Copy every line of the records that includes the word "calculator".

Input for this task Start Marker

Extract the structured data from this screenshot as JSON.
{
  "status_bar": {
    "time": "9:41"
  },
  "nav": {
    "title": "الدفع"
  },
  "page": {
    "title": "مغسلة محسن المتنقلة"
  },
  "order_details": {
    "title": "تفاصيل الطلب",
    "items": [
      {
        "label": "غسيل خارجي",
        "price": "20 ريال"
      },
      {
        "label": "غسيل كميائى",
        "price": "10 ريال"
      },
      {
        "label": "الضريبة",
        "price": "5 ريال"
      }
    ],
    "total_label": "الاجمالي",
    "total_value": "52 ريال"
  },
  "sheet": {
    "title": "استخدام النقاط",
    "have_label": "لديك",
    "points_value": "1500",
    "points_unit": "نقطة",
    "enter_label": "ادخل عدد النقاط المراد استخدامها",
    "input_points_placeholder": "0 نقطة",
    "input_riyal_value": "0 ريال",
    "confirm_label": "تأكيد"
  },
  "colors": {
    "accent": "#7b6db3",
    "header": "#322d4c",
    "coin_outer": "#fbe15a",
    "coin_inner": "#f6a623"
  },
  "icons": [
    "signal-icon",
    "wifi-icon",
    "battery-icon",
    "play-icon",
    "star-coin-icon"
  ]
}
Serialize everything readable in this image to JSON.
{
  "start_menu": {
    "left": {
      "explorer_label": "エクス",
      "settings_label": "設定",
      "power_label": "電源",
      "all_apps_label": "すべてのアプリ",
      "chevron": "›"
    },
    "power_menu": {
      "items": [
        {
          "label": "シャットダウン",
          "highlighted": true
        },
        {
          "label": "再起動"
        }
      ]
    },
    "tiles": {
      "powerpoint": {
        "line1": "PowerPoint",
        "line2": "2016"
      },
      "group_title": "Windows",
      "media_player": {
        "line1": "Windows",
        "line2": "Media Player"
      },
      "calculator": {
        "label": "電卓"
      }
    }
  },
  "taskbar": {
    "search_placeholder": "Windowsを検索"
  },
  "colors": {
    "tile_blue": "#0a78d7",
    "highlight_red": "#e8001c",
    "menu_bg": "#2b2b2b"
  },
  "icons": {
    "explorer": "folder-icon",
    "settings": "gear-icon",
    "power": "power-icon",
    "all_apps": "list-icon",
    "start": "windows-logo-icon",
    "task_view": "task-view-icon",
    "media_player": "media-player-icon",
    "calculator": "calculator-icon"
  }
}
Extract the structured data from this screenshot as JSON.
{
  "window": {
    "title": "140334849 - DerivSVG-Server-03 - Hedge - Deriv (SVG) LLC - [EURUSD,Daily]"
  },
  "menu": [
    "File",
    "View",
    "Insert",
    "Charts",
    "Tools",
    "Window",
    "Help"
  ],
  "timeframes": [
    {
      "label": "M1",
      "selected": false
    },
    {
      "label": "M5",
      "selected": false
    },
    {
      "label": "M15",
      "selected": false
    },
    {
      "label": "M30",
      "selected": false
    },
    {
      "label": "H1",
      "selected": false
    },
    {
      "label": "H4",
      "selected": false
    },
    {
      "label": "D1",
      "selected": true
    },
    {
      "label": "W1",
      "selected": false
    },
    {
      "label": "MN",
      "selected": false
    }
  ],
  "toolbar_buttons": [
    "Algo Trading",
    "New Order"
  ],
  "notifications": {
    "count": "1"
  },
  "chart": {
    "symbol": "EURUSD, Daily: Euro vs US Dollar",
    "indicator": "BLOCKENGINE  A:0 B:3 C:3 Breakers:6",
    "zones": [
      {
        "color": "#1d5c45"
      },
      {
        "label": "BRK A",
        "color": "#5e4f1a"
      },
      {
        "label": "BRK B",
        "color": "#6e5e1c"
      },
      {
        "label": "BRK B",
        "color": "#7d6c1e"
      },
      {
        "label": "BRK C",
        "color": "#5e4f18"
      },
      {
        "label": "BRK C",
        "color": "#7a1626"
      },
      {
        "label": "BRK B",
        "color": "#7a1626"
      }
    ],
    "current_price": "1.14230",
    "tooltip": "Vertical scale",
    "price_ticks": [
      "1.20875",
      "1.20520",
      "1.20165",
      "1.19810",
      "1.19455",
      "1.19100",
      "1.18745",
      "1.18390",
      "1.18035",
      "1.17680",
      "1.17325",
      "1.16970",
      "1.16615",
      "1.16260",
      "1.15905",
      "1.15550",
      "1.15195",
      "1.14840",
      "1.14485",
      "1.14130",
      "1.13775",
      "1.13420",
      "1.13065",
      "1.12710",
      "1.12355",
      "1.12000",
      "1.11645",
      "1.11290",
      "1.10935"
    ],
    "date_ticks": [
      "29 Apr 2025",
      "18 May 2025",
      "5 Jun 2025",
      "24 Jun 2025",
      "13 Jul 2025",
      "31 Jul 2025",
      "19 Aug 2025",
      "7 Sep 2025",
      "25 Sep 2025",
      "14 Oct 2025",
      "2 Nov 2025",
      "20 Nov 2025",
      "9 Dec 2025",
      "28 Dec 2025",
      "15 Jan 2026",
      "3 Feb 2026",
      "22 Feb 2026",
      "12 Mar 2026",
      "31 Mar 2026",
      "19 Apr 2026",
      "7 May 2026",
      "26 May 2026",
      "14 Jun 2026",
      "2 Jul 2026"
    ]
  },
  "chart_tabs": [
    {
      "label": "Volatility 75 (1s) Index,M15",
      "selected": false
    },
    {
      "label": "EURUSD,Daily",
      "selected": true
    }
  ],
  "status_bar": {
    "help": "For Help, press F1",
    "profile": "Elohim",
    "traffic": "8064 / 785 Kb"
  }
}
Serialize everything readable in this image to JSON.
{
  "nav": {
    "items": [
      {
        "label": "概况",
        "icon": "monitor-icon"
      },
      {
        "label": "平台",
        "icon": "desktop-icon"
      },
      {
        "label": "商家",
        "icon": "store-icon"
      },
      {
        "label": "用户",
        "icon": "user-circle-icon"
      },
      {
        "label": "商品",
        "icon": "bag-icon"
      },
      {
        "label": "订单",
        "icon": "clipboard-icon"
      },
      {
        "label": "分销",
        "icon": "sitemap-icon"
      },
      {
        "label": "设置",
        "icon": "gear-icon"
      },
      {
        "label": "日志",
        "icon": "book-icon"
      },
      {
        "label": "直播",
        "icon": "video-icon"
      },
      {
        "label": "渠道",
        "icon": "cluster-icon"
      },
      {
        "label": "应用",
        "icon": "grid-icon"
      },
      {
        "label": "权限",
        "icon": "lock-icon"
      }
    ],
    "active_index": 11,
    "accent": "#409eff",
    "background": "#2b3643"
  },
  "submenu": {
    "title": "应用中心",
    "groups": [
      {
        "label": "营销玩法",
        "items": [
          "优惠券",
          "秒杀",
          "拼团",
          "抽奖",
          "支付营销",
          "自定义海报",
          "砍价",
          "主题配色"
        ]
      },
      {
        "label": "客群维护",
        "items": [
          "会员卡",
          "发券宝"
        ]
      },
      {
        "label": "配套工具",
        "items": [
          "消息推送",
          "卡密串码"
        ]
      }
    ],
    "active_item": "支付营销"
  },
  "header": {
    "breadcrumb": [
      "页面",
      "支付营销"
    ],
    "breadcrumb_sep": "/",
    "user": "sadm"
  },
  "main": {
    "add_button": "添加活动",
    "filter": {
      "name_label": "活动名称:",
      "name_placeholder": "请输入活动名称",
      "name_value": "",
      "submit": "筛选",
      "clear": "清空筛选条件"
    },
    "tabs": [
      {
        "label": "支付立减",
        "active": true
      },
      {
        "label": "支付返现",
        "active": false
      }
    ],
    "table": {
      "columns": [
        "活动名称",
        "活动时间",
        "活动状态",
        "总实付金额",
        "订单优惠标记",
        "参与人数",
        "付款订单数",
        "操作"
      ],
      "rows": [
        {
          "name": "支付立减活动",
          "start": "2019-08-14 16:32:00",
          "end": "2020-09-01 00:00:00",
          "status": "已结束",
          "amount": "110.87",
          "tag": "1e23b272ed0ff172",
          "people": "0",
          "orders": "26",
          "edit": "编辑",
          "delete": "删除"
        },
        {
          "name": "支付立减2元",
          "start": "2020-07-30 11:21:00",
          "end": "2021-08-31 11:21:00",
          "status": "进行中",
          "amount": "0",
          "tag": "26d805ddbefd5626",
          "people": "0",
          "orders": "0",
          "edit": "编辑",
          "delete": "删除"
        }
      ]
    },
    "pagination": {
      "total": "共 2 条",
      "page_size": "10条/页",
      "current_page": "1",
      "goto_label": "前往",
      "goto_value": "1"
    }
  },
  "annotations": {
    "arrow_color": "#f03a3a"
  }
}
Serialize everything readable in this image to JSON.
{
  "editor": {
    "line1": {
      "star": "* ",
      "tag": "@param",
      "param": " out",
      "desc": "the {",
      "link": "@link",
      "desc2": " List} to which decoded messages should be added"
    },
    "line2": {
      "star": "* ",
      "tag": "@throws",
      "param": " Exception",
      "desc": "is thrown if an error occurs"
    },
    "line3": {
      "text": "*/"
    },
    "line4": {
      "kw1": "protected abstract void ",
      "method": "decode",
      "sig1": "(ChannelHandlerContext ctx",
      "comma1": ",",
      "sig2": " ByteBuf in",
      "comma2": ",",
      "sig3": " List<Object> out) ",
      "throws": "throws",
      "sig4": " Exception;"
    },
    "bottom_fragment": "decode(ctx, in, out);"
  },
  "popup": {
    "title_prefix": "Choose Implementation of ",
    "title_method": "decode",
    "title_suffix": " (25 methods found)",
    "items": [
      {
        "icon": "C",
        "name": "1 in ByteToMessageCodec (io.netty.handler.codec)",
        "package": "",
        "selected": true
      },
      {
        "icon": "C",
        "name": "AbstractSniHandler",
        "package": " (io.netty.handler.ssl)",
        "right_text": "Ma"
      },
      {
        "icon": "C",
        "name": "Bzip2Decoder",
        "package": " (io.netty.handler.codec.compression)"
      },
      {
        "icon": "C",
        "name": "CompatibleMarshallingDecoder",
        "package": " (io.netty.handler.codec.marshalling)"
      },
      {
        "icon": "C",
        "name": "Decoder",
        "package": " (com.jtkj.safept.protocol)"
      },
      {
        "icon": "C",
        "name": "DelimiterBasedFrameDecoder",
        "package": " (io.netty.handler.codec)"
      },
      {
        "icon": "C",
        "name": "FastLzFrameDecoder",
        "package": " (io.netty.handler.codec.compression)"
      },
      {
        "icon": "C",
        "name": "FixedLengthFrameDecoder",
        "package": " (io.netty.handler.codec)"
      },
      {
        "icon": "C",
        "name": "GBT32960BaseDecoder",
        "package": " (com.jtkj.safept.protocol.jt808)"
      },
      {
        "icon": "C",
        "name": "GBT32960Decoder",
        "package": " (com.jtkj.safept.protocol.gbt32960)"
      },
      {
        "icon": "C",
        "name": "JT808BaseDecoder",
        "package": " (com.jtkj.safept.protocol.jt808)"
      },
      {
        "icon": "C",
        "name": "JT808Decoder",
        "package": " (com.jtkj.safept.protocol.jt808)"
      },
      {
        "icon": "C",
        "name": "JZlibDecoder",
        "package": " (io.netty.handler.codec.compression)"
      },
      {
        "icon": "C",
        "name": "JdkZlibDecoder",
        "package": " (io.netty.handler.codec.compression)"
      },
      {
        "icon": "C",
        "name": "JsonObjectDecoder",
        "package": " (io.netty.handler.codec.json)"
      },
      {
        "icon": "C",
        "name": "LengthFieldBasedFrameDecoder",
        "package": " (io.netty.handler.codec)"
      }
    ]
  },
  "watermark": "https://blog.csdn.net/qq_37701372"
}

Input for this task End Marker

Answer box →
      "calculator": {
    "calculator": "calculator-icon"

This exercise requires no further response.